BEIRUT

Lebanon News

Inter-religious reunion calls for developing Tripoli

  • Tripoli and north Lebanon Mufti Malek al-Shaar chaired the Islamic-Christian meeting on Tuesday, May 27, 2014. (The Daily Star/Antoine Amrieh)

TRIPOLI, Lebanon: Islamic and Christian religious authorities in north Lebanon gathered Tuesday at Dar al-Fatwa in Tripoli to call for the implementation of development projects in the beleaguered city, amid accusations from the city’s Alawite sect that they were being purposefully excluded.

Speaking on behalf of those gathered, Maronite Bishop of Tripoli Georges Abou Jaoudeh pointed to six main points that all agreed on, including the need to implement special development projects, tackle unemployment and improve living conditions.

Abou Jaoudeh also urged local actors to censor visual media and billboard advertising to ensure they were ethical and asked politicians to use respectful language in their political discourse.
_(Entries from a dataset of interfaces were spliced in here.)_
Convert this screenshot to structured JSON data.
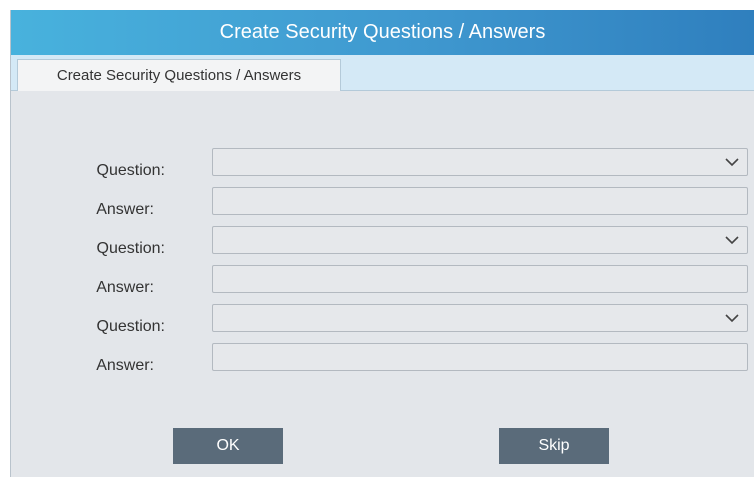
{
  "window": {
    "title": "Create Security Questions / Answers"
  },
  "tabs": [
    {
      "label": "Create Security Questions / Answers",
      "active": true
    }
  ],
  "form": {
    "question_label": "Question:",
    "answer_label": "Answer:",
    "rows": [
      {
        "question": "",
        "answer": ""
      },
      {
        "question": "",
        "answer": ""
      },
      {
        "question": "",
        "answer": ""
      }
    ]
  },
  "buttons": {
    "ok_label": "OK",
    "skip_label": "Skip"
  },
  "colors": {
    "title_bar_start": "#48b2dd",
    "title_bar_end": "#2f7fbe",
    "tab_strip": "#d4e9f6",
    "panel": "#e3e6ea",
    "button": "#5a6b7a"
  },
  "icons": {
    "dropdown": "chevron-down-icon"
  }
}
He also highlighted possible reforms in the education system, including more emphasis on public behavior in curriculums and mandatory religious classes in school.

Those attending stressed the diverse religious identity of Tripoli and thanked political and security figures for putting an end to the recent bouts of violence, calling for the recent security crackdown to be complemented by a socio-economic rejuvenation plan.

The gathering, which was held at the invitation of Malek al-Shaar - mufti of Tripoli and north Lebanon, was attended religious clerks representing various Christian and Muslim groups from the region.

Notable by their absence, however, were any representatives from the Alawite sect.

The head of the Islamic Alawite Council, Sheikh Assad Assi, released a statement Tuesday condemning his sect’s exclusion from the meeting.

Assi accused Shaar of kowtowing to a political decision that he says aims to sideline the northern city’s Alawite community, calling it the “recent elimination war against the ... Alawite sect,” adding that the mufti had made the wrong decision.

Tripoli has been the stage for decades of sectarian and political clashes between two neighborhoods that have intensified since the start of the Syrian civil war. Fighting between the largely Sunni Bab al-Tabbaneh and the predominantly Alawite Jabal Mohsen has resulted in economic stupor and numerous causalities.

The clashes finally ended after a security plan was implemented by the Lebanese Army earlier this year.

 
Advertisement

Comments

Your feedback is important to us!

We invite all our readers to share with us their views and comments about this article.

Disclaimer: Comments submitted by third parties on this site are the sole responsibility of the individual(s) whose content is submitted. The Daily Star accepts no responsibility for the content of comment(s), including, without limitation, any error, omission or inaccuracy therein. Please note that your email address will NOT appear on the site.

comments powered by Disqus
Summary

Islamic and Christian religious authorities in north Lebanon gathered Tuesday at Dar al-Fatwa in Tripoli to call for the implementation of development projects in the beleaguered city, amid accusations from the city's Alawite sect that they were being purposefully excluded.

Speaking on behalf of those gathered, Maronite Bishop of Tripoli Georges Abou Jaoudeh pointed to six main points that all agreed on, including the need to implement special development projects, tackle unemployment and improve living conditions.

Those attending stressed the diverse religious identity of Tripoli and thanked political and security figures for putting an end to the recent bouts of violence, calling for the recent security crackdown to be complemented by a socio-economic rejuvenation plan.


Advertisement

FOLLOW THIS ARTICLE

Interested in knowing more about this story?

Click here